Agaucate Verde is located at 13 Elm Street and is open Tuesday through Saturday from 11 a.m. to 9 p.m. and from 10:30 a.m. to 7 p.m. on Sundays. It is closed on Mondays.
Housing Prices in U.S. Cities Rise by Most Since Early 2006
Home prices in 20 U.S. cities rose in August from a year ago by the most since February 2006 as stronger demand boosted values.
The S&P/Case-Shiller index of property prices in 20 cities increased 12.8 percent from August 2012, more than forecast, after a 12.3 percent gain in the year ended in July, a report from the group showed today in New York. The median projection of 28 economists surveyed by Bloomberg called for a 12.5 percent advance.
Tight inventories have boosted prices as buyers compete for a limited number of properties for sale. While housing continues to be a source of strength for the economy, higher mortgage rates and limited improvement in the labor market and wages risk slowing the pace of progress.
“There’s still decent enough demand with little supply so home prices continue to perform,” Kevin Cummins, an economist at UBS Securities LLC in Stamford, Connecticut, said before the report. “It’s unclear how much rising mortgage rates in the last few months slow housing sales in the near future.”
As of August, average home prices in the U.S. were back to their mid-2004 levels, and the 20-city index was up 22.7 percent from its March 2012 low.
Another report today showed retail sales excluding motor vehicles rose 0.4 percent in September after a 0.1 percent gain, indicating households were sustaining the economic expansion before the government shutdown this month shook confidence. The Commerce Department’s figures showed total sales dropped 0.1 percent, restrained by the biggest decrease at auto dealers since October 2012, as purchases early in the month were included in the August data.
Stock-index futures rose, after the Standard & Poor’s 500 Index climbed to a record, as Federal Reserve policy makers begin a two-day meeting. The contract on the S&P 500 expiring in December climbed 0.1 percent to 1,761.1 at 9:07 a.m. in New York.
Estimates in the Bloomberg survey ranged from year-over-year home-price gains of 11.6 percent to 12.9 percent. The S&P/Case-Shiller index is based on a three-month average, which means the August figure was influenced by transactions in July and June.
The July reading previously was reported as a year-over-year advance of 12.4 percent.
Home prices adjusted for seasonal variations rose 0.9 percent in August from the prior month after a 0.6 percent increase. That compares with the Bloomberg survey median of a 0.7 percent increase.

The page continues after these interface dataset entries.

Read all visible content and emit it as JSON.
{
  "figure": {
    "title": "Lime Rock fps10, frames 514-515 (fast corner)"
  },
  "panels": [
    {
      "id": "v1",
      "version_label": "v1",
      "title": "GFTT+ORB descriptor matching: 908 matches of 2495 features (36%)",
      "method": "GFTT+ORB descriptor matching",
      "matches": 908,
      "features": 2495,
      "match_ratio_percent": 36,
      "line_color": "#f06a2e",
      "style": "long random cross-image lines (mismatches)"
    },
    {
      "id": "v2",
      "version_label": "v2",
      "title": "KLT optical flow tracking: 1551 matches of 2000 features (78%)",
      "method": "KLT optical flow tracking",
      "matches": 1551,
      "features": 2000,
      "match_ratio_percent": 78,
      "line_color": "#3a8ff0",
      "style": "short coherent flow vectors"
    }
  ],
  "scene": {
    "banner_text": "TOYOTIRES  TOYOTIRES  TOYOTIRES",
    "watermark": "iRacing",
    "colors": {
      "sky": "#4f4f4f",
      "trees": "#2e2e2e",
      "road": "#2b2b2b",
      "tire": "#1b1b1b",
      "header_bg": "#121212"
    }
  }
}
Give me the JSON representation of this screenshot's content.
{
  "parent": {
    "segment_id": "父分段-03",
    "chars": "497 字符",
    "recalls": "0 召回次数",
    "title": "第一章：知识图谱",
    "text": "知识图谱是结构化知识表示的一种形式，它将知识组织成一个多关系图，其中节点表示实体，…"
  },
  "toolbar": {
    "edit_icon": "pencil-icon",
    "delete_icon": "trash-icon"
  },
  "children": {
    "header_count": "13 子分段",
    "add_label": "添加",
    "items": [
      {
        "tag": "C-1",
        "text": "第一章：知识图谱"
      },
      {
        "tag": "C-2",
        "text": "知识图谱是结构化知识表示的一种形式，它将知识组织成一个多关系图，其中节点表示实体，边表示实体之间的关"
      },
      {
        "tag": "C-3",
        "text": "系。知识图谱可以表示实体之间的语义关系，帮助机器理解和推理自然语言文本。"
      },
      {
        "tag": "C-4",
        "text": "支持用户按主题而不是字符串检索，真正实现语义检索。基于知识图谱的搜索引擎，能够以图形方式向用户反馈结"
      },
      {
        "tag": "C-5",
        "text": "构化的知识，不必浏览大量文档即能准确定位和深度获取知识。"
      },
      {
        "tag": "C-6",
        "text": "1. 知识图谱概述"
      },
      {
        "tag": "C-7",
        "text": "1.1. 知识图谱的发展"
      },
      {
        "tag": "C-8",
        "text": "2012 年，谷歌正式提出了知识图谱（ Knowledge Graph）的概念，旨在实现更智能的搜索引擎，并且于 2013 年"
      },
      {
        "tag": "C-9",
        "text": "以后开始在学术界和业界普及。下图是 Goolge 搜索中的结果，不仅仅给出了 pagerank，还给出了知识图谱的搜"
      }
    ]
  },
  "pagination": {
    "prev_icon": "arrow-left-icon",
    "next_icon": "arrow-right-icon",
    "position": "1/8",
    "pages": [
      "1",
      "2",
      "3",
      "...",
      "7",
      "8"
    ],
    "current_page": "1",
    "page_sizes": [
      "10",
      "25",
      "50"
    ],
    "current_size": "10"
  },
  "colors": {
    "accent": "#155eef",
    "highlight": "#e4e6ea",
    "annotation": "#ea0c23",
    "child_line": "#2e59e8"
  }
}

The month-over-month price gains were led by Las Vegas, followed by Los Angeles and San Diego. Property values rose in all 20 metropolitan areas.
“The monthly percentage changes for the 20-city composite show the peak rate of gain in home prices was last April,” David Blitzer, chairman of the S&P index committee, said in a statement. “Since then home prices continued to rise, but at a slower pace each month. Recent increases in mortgage rates and fewer mortgage applications are two factors in these shifts.”
Unadjusted prices climbed 1.3 percent in August from the previous month.
The year-over-year gauge, which uses records dating back to 2001, provides a better indication of price trends, according to Karl Case and Robert Shiller, creators of the index. Earlier this month, Shiller was one of three economists awarded the 2013 Nobel Prize in Economic Sciences for research on how financial markets work and assets such as stocks are priced.